Metro Dedicates $50 Million for Zero Emission Truck Program


Above: Hahn at the 2019 Advanced Clean Transportation Expo 

Los Angeles, CA– Today, the Metro Board of Directors unanimously approved a motion by Supervisor Janice Hahn and co-authored by Whittier Councilmember Fernando Dutra to set aside $50 million to fund a program to replace dirty diesel trucks using the 710 freeway with clean, zero-emissions trucks.

“The 710 is the main goods movement corridor to and from our ports. Our regional and national economy rely on it– but it’s the neighborhoods that I represent along the 710 who are paying the price with dirty, polluted air,” said Supervisor Janice Hahn. “I see a future where every single truck on the 710 is a Zero Emissions truck, and today we are making down payment on that future.”

The motion approved by the Metro Board of Directors today sets aside $50 million of Measure R funding as “seed funding” for a 710 South Clean Truck Program. The program will be developed in collaboration with communities along the 710, Metro’s goods movement partners, labor, the ports of Los Angeles and Long Beach, and agencies including the AQMD to accelerate the transition away from cancer-causing diesel trucks to clean zero emissions trucks and charging infrastructure.

Hahn aims to position Metro’s 710 South Clean Truck Program to make sure it is eligible for new funding from both the State and the Federal government with the possible passage of President Biden’s infrastructure bill.

“The cities and residents along the I-710 corridor have waited for action for decades,” said Metro Board Member Fernando Dutra.  “Today’s historic investment is an important first step and down payment for the health and workforce needs of our Gateway Cities residents.  This is particularly significant given the move to 24/7 operations at the nation’s largest port complex, and the growth in goods movement in our region. We look forward to working with our federal, state, and community partners to secure our fair share of the new funding to make zero emissions trucks a reality and bring high-quality good paying jobs to our community.”

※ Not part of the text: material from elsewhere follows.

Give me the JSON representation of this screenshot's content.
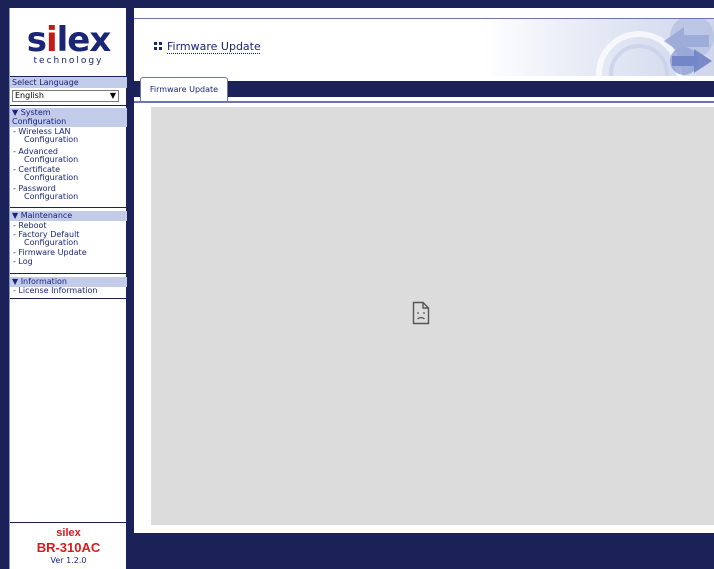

Hahn pushed back on the argument that the technology isn’t available.  She pointed to the US Department of Energy’s National Renewable Energy Laboratory September 2021 report which forecasts the total cost of ownership for Zero Emissions trucks could be competitive with diesel trucks in just 3 years.

“Zero emissions truck technology does exist, and it is already nearly cost competitive,” continued Hahn. “LA Metro should lead the way on this, and this is a start.”